Former three-term Sarasota Mayor Fredd Atkins has filed as a candidate for the Sarasota County Commission District 1 seat.
Atkins issued a news release on Sept. 4, saying that his wife, Shelia, accompanied him that morning to the Sarasota County Supervisor of Elections Office.
“If elected in November 2020, he would be the first Democrat to serve on the board in 50 years and the first African American male,” the release points out.
Former County Commissioner Carolyn Mason — a Newtown resident like Atkins — served on the board from November 2008 until November 2016, having to step down because of term limits.
Atkins will kick off his campaign with a fundraiser on Wednesday Sept. 25, at the Columbus Banquet Hall, which is located at 4880 Fruitville Road in Sarasota 34232, the release notes.
“This is an historic election for the county, and certainly for me,” said Atkins in the release. “For too long this commission has turned its back on the citizens of the county by allowing over-development, ignoring key environmental issues and not facilitating access to affordable housing for everyone,” he added in the release.
“I plan to move our county forward on these issues by being the first one to break the shackles of the one-party Republican monopoly and its special interests.

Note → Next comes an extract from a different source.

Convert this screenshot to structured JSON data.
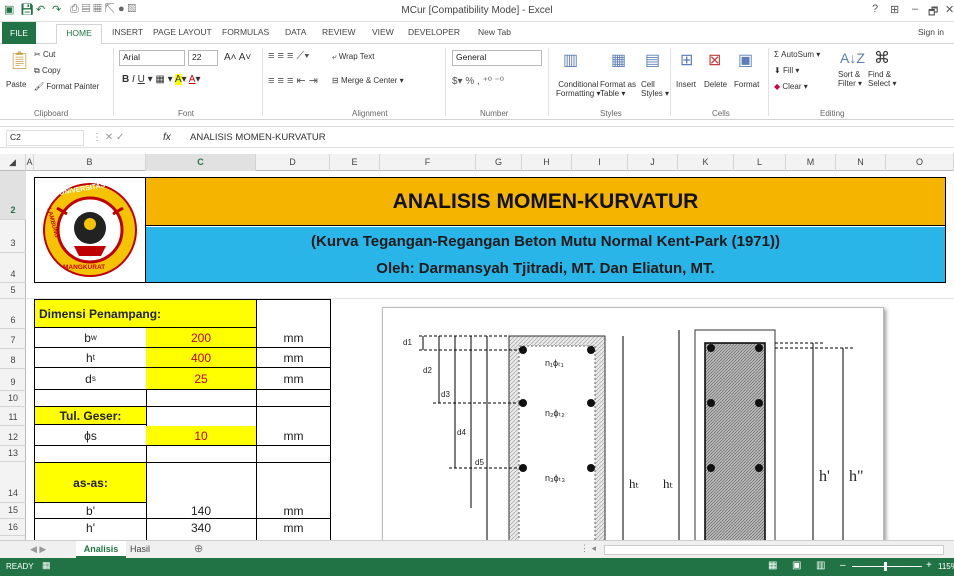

Our quality of life is at stake here,” he continued. “Our current county commissioner has voted the party line, and has not represented the interests of our district or even the county at large,” Atkins said.
Commissioner Michael Moran, who was elected to the District 1 seat in 2016, has not announced yet whether he will seek a second term on the board.

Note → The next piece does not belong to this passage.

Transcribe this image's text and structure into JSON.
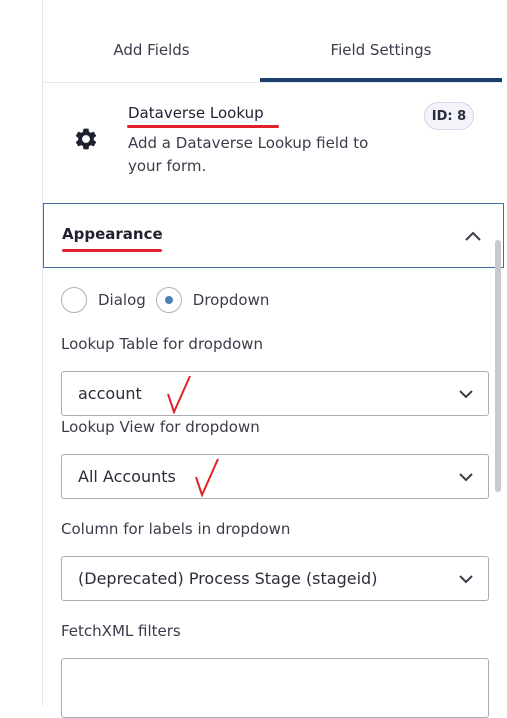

The County Commission has been pursuing the redrawing of district boundaries, asserting that the population growth in the county since the 2010 Census was taken has resulted in the districts being out of balance. Last week, the commissioners voted 4-1 to proceed with creating new maps before the end of this year, as allowed by state law and the Sarasota County Charter. (See the related story in this issue.)
Atkins also was a candidate for the District 1 seat in 2016. Moran defeated him by taking 58.46% of the vote, Sarasota County Supervisor of Elections Office records show.
A Sarasota News Leader review of the precincts Atkins won found that the majority of them were in District 1.
In 2020, for the first time since the early 1990s, voters will elect candidates via the Single-Member District method. That means a person will be able to vote only for a candidate who lives in the same district as the voter.
Atkins pointed out in his press release that he won District 1 in 2016. The district “has a Democratic voter registration edge,” the release notes.
“District 1 covers much of northern and eastern Sarasota County,” the release points out. It includes educational institutions — New College of Florida and the Ringling College of Art + Design — plus such diverse cultural and commercial entities as the Ringling Museum, the Historic Asolo Theater, Myakka River State Park, the Celery Fields and the Sarasota-Bradenton International Airport.
“If the commission does not gerrymander this district,” Atkins said in the release, “we definitely will be favored to win. If they do change the district, we will just work harder.”
In 2016, Atkins raised a total of $44,915 for his commission campaign, his final finance report said, and he spent all of those funds.
In contrast, Moran raised $102,387.99, as shown in his last campaign finance report for the race. He also spent all of his funds.
A broad resume
“Fredd is an icon in [District 1],” said Sarasota City Commissioner and former Mayor Willie C. Shaw in the Atkins news release. “As a social worker, teacher, entrepreneur, city commissioner and mayor, he has the experience to lead Sarasota County into the future,” Shaw added. “He will be an honest and independent county commissioner, really serving the people of District 1 for the first time, and serving all citizens in the county.”
Atkins is a life-long resident of Sarasota, the release points out. He says in his resume that he was born in a “shotgun shack” in the former segregated community of Overtown. He moved to Newtown in 1958, the news release adds.
A Sarasota High School graduate, Atkins earned an associate’s degree from Manatee Junior College and then a Bachelor of Arts in interdisciplinary social sciences from the University of South Florida, his resume says. He has been a social worker, a substance abuse counselor, a teacher and a small business owner, the resume notes.
Additionally, he “worked closely with parents and students” in the public schools, it says.
He lists the following among his accomplishments while serving as a Sarasota city commissioner and mayor: adding Sarasota Bay to the National Estuary Program; building an advanced wastewater treatment facility in the city; and the construction of the Robert L. Taylor Community Complex.
For more information about the Atkins campaign, go to www.FreddAtkins.com.